**Assignment**
What lines of the data below hold the string "Station"? Copy each one out.

**Input records**
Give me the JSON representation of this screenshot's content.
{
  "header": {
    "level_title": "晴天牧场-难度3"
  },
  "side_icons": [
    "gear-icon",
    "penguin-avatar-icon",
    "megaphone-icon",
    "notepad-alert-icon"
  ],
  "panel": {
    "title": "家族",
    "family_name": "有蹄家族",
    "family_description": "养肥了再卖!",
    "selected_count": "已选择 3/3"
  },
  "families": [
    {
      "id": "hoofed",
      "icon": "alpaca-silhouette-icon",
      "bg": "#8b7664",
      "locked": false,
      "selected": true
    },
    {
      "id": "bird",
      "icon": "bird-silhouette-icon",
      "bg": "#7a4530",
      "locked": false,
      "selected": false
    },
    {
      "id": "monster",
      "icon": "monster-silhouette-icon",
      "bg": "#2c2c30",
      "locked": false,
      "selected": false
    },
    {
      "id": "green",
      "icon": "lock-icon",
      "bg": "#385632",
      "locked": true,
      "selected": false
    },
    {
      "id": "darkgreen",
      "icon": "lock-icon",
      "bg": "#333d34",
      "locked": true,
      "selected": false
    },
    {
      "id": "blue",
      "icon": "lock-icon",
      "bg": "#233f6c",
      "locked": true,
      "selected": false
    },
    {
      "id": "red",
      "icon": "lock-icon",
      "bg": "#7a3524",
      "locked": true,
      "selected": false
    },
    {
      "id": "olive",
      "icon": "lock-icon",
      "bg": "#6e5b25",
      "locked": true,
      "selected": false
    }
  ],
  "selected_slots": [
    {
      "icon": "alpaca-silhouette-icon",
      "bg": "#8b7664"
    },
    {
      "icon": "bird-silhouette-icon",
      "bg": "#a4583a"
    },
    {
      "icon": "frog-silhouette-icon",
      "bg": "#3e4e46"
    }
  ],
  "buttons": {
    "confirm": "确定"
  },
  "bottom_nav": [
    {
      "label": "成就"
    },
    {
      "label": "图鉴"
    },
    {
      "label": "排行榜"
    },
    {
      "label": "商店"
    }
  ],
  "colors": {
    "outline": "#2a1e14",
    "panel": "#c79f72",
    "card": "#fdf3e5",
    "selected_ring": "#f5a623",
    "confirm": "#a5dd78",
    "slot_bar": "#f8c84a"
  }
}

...

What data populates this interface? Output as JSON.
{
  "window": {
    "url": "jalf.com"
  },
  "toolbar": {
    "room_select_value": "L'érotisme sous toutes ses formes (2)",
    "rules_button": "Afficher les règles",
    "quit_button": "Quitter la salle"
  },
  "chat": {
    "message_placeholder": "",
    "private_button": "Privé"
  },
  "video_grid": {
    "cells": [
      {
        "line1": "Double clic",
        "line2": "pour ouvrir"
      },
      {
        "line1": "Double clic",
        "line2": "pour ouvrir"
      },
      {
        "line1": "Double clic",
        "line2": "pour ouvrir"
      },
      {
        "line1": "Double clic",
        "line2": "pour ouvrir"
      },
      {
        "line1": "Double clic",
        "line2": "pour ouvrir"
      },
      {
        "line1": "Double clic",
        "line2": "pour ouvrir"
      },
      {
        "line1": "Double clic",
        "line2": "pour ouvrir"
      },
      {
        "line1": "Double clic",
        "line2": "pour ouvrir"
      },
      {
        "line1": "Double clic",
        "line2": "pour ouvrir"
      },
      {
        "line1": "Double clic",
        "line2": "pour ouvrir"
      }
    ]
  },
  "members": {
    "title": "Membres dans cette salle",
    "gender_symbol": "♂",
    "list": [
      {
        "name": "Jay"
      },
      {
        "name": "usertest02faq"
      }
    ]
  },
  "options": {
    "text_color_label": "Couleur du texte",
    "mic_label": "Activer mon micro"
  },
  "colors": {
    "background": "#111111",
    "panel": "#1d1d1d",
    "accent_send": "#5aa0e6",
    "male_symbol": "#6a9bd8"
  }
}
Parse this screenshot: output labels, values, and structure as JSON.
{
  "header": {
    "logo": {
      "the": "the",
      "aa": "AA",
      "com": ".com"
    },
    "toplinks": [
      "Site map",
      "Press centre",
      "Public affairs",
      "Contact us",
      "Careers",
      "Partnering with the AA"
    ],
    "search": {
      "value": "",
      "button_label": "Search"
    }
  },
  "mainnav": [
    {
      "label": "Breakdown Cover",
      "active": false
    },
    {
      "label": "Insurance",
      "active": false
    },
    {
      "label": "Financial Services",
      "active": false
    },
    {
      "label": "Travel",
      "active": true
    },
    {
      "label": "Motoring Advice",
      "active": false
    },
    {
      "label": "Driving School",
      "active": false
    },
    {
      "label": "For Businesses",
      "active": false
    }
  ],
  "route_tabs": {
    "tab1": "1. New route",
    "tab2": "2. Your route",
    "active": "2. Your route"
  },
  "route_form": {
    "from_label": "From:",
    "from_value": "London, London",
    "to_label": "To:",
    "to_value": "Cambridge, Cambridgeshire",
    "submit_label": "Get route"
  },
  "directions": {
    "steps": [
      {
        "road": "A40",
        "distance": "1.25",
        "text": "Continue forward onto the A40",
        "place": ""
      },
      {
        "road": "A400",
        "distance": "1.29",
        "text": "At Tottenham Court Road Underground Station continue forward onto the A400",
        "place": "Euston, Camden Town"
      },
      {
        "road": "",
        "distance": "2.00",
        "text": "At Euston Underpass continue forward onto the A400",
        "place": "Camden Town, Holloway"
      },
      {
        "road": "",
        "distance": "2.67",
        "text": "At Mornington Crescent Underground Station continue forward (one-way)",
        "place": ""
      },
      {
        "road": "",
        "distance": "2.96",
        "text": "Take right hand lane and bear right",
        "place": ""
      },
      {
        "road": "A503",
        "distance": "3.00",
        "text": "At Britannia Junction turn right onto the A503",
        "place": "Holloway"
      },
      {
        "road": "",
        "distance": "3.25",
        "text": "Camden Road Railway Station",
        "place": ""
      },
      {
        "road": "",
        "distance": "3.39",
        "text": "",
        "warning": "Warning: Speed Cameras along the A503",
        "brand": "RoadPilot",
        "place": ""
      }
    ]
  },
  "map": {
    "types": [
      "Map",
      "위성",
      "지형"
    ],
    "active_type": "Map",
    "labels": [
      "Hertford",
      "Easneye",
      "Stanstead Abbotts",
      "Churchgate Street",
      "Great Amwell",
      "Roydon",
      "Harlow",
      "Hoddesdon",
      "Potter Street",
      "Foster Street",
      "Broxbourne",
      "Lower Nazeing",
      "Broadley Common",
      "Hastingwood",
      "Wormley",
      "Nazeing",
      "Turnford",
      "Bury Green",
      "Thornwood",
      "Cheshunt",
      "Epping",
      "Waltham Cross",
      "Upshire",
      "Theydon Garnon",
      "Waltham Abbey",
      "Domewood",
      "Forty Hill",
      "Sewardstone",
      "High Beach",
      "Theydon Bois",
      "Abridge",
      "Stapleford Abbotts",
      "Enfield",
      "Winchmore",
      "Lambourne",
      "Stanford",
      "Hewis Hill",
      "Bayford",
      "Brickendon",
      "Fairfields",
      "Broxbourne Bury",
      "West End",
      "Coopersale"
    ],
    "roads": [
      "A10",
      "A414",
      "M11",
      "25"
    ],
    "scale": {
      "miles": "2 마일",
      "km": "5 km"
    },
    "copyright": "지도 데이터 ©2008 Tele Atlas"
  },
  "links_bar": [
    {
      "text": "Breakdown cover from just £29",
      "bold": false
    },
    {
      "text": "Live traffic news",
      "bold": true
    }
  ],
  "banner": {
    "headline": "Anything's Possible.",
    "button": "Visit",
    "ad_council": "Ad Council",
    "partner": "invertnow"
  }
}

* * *

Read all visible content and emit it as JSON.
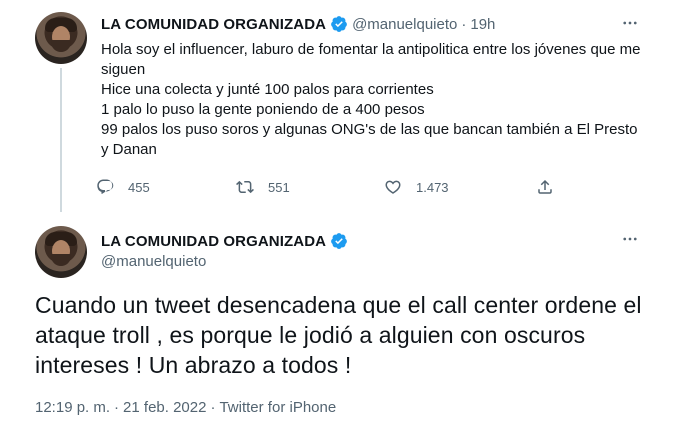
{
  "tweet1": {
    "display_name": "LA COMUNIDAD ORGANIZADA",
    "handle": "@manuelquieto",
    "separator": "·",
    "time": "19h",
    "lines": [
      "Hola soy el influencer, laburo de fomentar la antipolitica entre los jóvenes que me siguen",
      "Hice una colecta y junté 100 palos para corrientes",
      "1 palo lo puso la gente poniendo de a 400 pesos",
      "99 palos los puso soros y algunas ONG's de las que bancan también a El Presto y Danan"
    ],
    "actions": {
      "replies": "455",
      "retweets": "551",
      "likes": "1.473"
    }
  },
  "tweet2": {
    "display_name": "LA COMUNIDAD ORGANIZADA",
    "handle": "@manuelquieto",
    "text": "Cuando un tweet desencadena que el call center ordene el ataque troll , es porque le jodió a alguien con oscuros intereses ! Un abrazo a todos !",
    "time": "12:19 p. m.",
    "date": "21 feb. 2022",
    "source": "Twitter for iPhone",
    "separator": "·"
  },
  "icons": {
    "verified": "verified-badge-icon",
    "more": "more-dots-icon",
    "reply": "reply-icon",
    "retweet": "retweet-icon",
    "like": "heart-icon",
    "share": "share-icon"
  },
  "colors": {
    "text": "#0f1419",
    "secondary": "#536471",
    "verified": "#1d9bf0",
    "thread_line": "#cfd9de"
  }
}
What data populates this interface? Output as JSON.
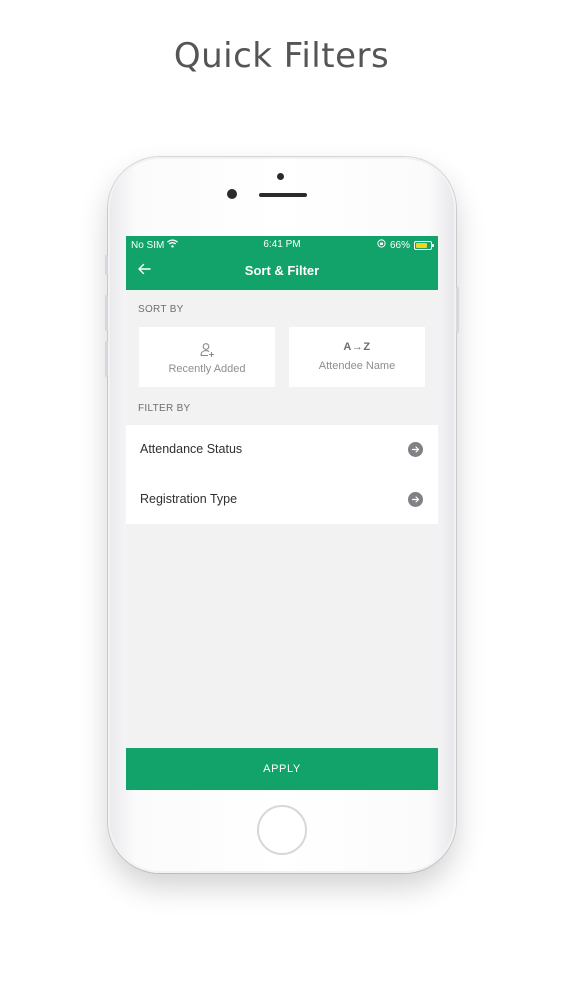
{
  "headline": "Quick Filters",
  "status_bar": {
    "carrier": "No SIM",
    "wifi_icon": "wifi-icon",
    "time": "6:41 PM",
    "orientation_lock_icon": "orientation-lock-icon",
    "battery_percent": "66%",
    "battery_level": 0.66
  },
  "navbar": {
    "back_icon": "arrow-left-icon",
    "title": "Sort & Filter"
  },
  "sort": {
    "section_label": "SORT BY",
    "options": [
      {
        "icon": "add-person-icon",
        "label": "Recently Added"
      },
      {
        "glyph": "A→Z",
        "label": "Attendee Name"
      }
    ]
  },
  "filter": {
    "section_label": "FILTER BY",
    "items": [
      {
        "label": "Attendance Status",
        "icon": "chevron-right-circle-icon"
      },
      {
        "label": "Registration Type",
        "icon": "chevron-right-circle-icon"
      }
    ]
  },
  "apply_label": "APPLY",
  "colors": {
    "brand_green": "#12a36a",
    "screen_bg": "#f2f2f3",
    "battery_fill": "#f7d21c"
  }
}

**Task answer**
        "text": "At Tottenham Court Road Underground Station continue forward onto the A400",
        "text": "At Mornington Crescent Underground Station continue forward (one-way)",
        "text": "Camden Road Railway Station",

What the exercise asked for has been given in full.